# Integration using eulers formula and complex numbers

## Main Question or Discussion Point

does any one know how to integrate e^(-2x)(cos(3x)dx
using eulers formula e^(ix)= i(sinx)+cosx

does any one know how to integrate e^(-2x)(cos(3x)dx
using eulers formula e^(ix)= i(sinx)+cosx
Use eular's identity to express the above equation as an exponential function.

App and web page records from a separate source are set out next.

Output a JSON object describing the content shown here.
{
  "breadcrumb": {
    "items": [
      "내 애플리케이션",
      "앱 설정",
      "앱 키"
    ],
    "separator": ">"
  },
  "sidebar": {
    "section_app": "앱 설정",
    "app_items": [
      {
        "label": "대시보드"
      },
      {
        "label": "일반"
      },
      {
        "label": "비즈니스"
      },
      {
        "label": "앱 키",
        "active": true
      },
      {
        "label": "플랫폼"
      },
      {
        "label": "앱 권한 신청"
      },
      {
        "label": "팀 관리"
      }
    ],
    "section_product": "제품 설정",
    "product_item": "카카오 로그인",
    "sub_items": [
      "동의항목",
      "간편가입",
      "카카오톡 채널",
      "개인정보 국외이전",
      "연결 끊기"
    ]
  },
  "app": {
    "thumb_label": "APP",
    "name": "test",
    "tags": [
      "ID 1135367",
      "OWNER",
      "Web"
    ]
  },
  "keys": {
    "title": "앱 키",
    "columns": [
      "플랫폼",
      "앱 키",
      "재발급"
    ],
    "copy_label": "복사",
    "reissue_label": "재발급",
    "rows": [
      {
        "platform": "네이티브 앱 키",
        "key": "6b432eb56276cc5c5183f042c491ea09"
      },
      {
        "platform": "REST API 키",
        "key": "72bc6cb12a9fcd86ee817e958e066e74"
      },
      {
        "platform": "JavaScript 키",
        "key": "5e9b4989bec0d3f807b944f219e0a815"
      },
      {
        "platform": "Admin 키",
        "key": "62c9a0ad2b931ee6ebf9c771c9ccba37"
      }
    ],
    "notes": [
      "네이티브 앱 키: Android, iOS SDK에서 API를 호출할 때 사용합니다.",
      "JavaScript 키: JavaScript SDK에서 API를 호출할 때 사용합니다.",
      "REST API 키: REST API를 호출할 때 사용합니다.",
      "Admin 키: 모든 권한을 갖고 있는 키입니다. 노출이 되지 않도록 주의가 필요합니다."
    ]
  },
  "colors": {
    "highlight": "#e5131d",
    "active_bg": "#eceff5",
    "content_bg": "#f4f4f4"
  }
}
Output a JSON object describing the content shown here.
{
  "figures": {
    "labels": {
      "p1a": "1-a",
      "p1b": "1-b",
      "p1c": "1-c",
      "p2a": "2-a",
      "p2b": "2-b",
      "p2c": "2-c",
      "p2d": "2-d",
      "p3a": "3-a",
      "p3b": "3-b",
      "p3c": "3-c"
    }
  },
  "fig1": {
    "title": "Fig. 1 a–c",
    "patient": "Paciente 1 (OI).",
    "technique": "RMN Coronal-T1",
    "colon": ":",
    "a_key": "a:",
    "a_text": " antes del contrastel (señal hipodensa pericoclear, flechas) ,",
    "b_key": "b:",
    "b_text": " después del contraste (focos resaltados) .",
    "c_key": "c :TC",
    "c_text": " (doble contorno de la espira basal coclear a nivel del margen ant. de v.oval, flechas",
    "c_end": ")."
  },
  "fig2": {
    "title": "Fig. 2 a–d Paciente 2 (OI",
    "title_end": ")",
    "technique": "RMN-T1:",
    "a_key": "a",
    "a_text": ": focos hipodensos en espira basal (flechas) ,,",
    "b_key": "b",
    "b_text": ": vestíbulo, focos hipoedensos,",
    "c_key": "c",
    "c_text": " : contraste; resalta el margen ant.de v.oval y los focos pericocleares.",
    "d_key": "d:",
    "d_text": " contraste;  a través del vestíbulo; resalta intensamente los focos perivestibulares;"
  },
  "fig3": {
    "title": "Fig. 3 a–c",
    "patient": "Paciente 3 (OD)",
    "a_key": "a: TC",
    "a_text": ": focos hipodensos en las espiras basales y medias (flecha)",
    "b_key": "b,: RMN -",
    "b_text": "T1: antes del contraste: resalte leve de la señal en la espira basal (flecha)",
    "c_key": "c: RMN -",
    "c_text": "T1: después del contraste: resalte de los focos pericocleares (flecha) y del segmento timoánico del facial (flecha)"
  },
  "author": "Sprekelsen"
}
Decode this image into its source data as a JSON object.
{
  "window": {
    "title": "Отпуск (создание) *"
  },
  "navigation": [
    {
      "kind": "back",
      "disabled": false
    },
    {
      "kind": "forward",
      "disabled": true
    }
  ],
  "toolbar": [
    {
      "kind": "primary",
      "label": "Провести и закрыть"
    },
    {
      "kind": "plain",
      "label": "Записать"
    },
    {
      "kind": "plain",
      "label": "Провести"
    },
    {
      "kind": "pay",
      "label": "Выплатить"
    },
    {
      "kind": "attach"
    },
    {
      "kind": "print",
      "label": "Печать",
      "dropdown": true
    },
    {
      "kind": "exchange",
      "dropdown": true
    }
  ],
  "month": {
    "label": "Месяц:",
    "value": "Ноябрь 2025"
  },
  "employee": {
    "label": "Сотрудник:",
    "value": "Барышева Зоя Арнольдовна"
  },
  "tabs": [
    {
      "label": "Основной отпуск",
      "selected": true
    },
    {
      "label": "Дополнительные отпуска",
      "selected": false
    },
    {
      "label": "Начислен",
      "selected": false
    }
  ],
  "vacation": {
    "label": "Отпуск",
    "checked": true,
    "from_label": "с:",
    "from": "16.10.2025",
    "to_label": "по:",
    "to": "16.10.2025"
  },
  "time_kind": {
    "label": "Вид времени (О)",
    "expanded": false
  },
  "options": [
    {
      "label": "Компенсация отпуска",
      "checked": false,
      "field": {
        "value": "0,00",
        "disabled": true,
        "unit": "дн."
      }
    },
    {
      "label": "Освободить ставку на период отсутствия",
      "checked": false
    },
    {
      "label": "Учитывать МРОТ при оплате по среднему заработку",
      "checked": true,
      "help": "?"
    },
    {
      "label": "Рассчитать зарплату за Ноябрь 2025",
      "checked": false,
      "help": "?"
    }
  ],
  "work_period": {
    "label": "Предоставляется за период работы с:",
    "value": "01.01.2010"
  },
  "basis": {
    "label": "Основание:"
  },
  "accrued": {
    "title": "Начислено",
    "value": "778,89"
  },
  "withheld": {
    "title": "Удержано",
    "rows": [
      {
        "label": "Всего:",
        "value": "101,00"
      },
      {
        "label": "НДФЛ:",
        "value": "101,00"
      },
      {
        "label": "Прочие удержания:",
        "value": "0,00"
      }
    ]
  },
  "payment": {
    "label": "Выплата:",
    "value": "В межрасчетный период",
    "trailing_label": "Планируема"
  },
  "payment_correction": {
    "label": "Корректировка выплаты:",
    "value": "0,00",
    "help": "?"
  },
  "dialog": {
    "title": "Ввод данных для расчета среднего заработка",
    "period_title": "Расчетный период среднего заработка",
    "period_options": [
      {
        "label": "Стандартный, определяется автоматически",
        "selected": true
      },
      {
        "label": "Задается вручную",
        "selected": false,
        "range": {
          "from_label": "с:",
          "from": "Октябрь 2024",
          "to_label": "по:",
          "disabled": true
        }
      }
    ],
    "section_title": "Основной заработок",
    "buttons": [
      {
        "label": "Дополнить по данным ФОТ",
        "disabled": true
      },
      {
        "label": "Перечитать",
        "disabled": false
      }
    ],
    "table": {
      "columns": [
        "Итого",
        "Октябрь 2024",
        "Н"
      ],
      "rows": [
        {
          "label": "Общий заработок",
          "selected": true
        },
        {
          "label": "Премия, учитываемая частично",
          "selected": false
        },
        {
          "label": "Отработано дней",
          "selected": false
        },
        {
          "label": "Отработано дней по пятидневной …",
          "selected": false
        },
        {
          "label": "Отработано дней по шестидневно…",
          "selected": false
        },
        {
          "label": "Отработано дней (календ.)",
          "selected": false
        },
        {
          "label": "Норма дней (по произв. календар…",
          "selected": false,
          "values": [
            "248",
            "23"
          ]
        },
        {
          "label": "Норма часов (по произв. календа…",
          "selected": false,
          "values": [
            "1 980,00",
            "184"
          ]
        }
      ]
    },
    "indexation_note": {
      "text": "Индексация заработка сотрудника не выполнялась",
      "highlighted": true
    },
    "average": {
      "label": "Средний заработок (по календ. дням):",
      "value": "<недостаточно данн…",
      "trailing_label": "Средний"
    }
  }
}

HallsofIvy
Homework Helper
From $e^{ix}= cos x+i sinx$, changing x to -x and remembering that cosine is an "even" function and sine is an "odd" function, $e^{-ix}= cos x- i sin s$ so adding, $e^{ix}+ e^{-ix}= 2 cos x$ so $cos x= (e^{ix}+ e^{-ix})/2$.

$$cos(3x)= \frac{e^{3ix}+ e^{-3ix}}{2}$$

$$e^{2x}cos(3x)= \frac{e^{(2+3i)x}+ e^{(2-3i)}}{2}$$

ok i get it now thanks

k i think i get it now but how would we integrate e^(2x)*(sin(-2x))dx

HallsofIvy
$$e^{2x}sin(-2x)= -e^{2x}sin(2x)[tex] [tex]sin(2x)= \frac{e^{2x}- e^{-2x}}{2i}$$